Chris [00:19:41] Then as well, like I said, I want you to know you’re not going to be able to fix yourself. You’re not going to be able to…Like I could have six kids…I could have 60 kids and it doesn’t make up for the fact that I ushered in the death of my first kid. I can be an awesome dad. I can be an awesome husband. None of that makes up for it. Only Jesus can be the hero. Only He can pay for your sins. Only He can bring you back from spiritual death to spiritual life. We talk a lot about eternity and eternal life with God. Eternal life doesn’t start when you die. It starts when your faith is in Jesus. The Apostle Paul who oversaw death, who is just a terrorist, who is on a path of destruction, was met by Jesus and was given a new identity and a new mission. And he says in Galatians 2:20, “I’ve been crucified with Christ. It’s no longer I who live but Christ who lives in me.” The life I now live in the flesh, I live by faith in the Son of God who loved me and gave Himself up for me. See, when you worship yourself, you will sacrifice your own child so that you can have the life that you think you deserve. But the Gospel is God. Sacrifices His Son, Jesus. So that you can be given a life you don’t deserve. And that’s grace. And that’s His mercy to us so that we can be brought back from death to life when we simply trust Jesus.
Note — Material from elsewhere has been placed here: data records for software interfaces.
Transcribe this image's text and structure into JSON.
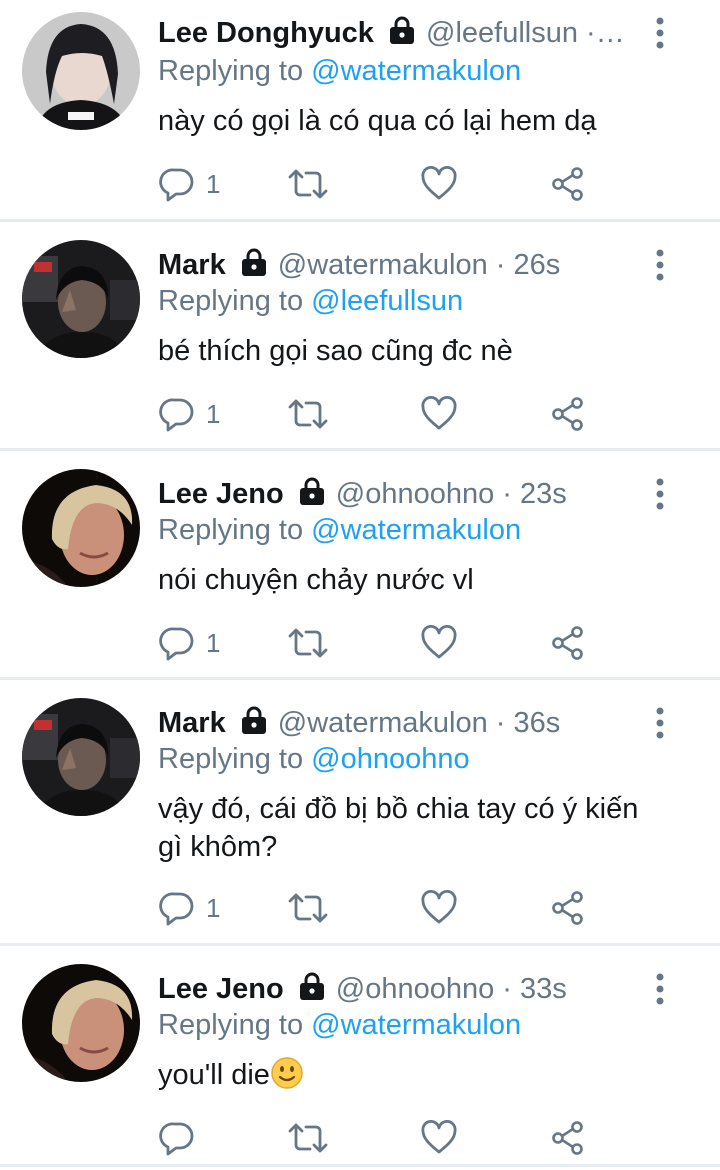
{
  "tweets": [
    {
      "name": "Lee Donghyuck",
      "handle": "@leefullsun",
      "sep": " ·",
      "time": "…",
      "replying_prefix": "Replying to ",
      "replying_to": "@watermakulon",
      "text": "này có gọi là có qua có lại hem dạ",
      "reply_count": "1"
    },
    {
      "name": "Mark",
      "handle": "@watermakulon",
      "sep": " · ",
      "time": "26s",
      "replying_prefix": "Replying to ",
      "replying_to": "@leefullsun",
      "text": "bé thích gọi sao cũng đc nè",
      "reply_count": "1"
    },
    {
      "name": "Lee Jeno",
      "handle": "@ohnoohno",
      "sep": " · ",
      "time": "23s",
      "replying_prefix": "Replying to ",
      "replying_to": "@watermakulon",
      "text": "nói chuyện chảy nước vl",
      "reply_count": "1"
    },
    {
      "name": "Mark",
      "handle": "@watermakulon",
      "sep": " · ",
      "time": "36s",
      "replying_prefix": "Replying to ",
      "replying_to": "@ohnoohno",
      "text": "vậy đó, cái đồ bị bồ chia tay có ý kiến gì khôm?",
      "reply_count": "1"
    },
    {
      "name": "Lee Jeno",
      "handle": "@ohnoohno",
      "sep": " · ",
      "time": "33s",
      "replying_prefix": "Replying to ",
      "replying_to": "@watermakulon",
      "text": "you'll die",
      "text_emoji": "slightly-smiling-face-icon",
      "reply_count": ""
    }
  ],
  "icons": {
    "lock": "lock-icon",
    "more": "more-vertical-icon",
    "reply": "reply-icon",
    "retweet": "retweet-icon",
    "like": "heart-icon",
    "share": "share-icon"
  },
  "colors": {
    "accent": "#1da1f2",
    "secondary_text": "#657786",
    "primary_text": "#14171a",
    "divider": "#e6ecf0"
  }
}
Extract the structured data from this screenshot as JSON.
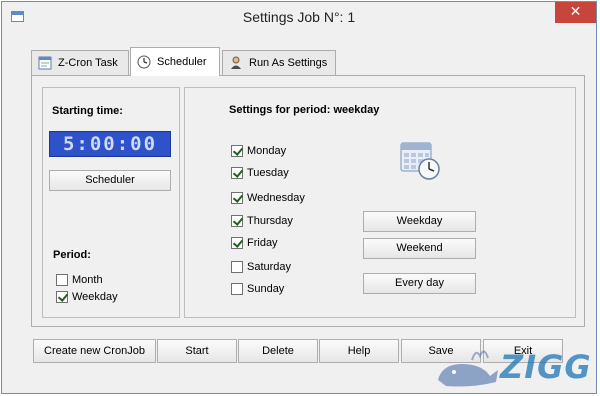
{
  "window": {
    "title": "Settings Job N°: 1",
    "close_symbol": "✕"
  },
  "tabs": [
    {
      "label": "Z-Cron Task",
      "icon": "task-icon"
    },
    {
      "label": "Scheduler",
      "icon": "clock-icon",
      "active": true
    },
    {
      "label": "Run As Settings",
      "icon": "user-icon"
    }
  ],
  "scheduler": {
    "starting_time_label": "Starting time:",
    "time_value": "5:00:00",
    "scheduler_button": "Scheduler",
    "period_label": "Period:",
    "period_options": [
      {
        "label": "Month",
        "checked": false
      },
      {
        "label": "Weekday",
        "checked": true
      }
    ]
  },
  "period_settings": {
    "heading": "Settings for period: weekday",
    "days": [
      {
        "label": "Monday",
        "checked": true
      },
      {
        "label": "Tuesday",
        "checked": true
      },
      {
        "label": "Wednesday",
        "checked": true
      },
      {
        "label": "Thursday",
        "checked": true
      },
      {
        "label": "Friday",
        "checked": true
      },
      {
        "label": "Saturday",
        "checked": false
      },
      {
        "label": "Sunday",
        "checked": false
      }
    ],
    "preset_buttons": {
      "weekday": "Weekday",
      "weekend": "Weekend",
      "every_day": "Every day"
    },
    "icon": "calendar-clock-icon"
  },
  "footer": {
    "create": "Create new CronJob",
    "start": "Start",
    "delete": "Delete",
    "help": "Help",
    "save": "Save",
    "exit": "Exit"
  },
  "watermark": {
    "text": "ZIGG",
    "icon": "whale-logo"
  },
  "colors": {
    "lcd_background": "#2d52c9",
    "close_button": "#c7453a",
    "checkmark": "#1f5f1f",
    "watermark": "#1e77b6"
  }
}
Luke [00:21:24] Chris, I can’t thank you enough for being on the show to talk about your spiritual death, because without it, you couldn’t be brought back to life. Now, here’s a powerful testimonial from our sponsor, Seattle’s Union Gospel Mission.
Narrator [00:21:48] Helping the lost become found with Seattle’s Union Gospel Mission. Seattle’s Union Gospel Mission doesn’t just provide food and shelter. They offer a path out of homelessness, giving men and women a safe place to recover from addiction and start on the path toward a new life.
SUGM Testimonial [00:22:06] When I was 15, my world fell apart. I learned that the man I’ve been calling dad wasn’t my father. I was also dealing with my mom’s alcoholism and a lot of anxiety. I started hanging out with the wrong crowd and doing drugs. Soon, that’s where all my money went and I became homeless. I was sleeping on the street, curled up around a transformer just to stay warm. And one day I just got fed up. That’s the day God brought me to the mission. Today, I am a graduate of the men’s recovery program. I now work at the mission and I couldn’t be happier. I’ve grown so much just being here. The mission changed my life.
Narrator: Even when it seems impossible to see, hope can be found. Local men and women in our area desperately need a fresh start, and that’s what they find at Seattle’s Union Gospel Mission. From learning, to trust again to that first hot meal, to a recovery program, and then job training. The mission’s recovery programs offer counseling, case management, chemical dependency classes, and so much more. To hear this story again and hear other stories, visit kcisradio.com/ugm.
To hear more, volunteer, or donate, visit ugm.org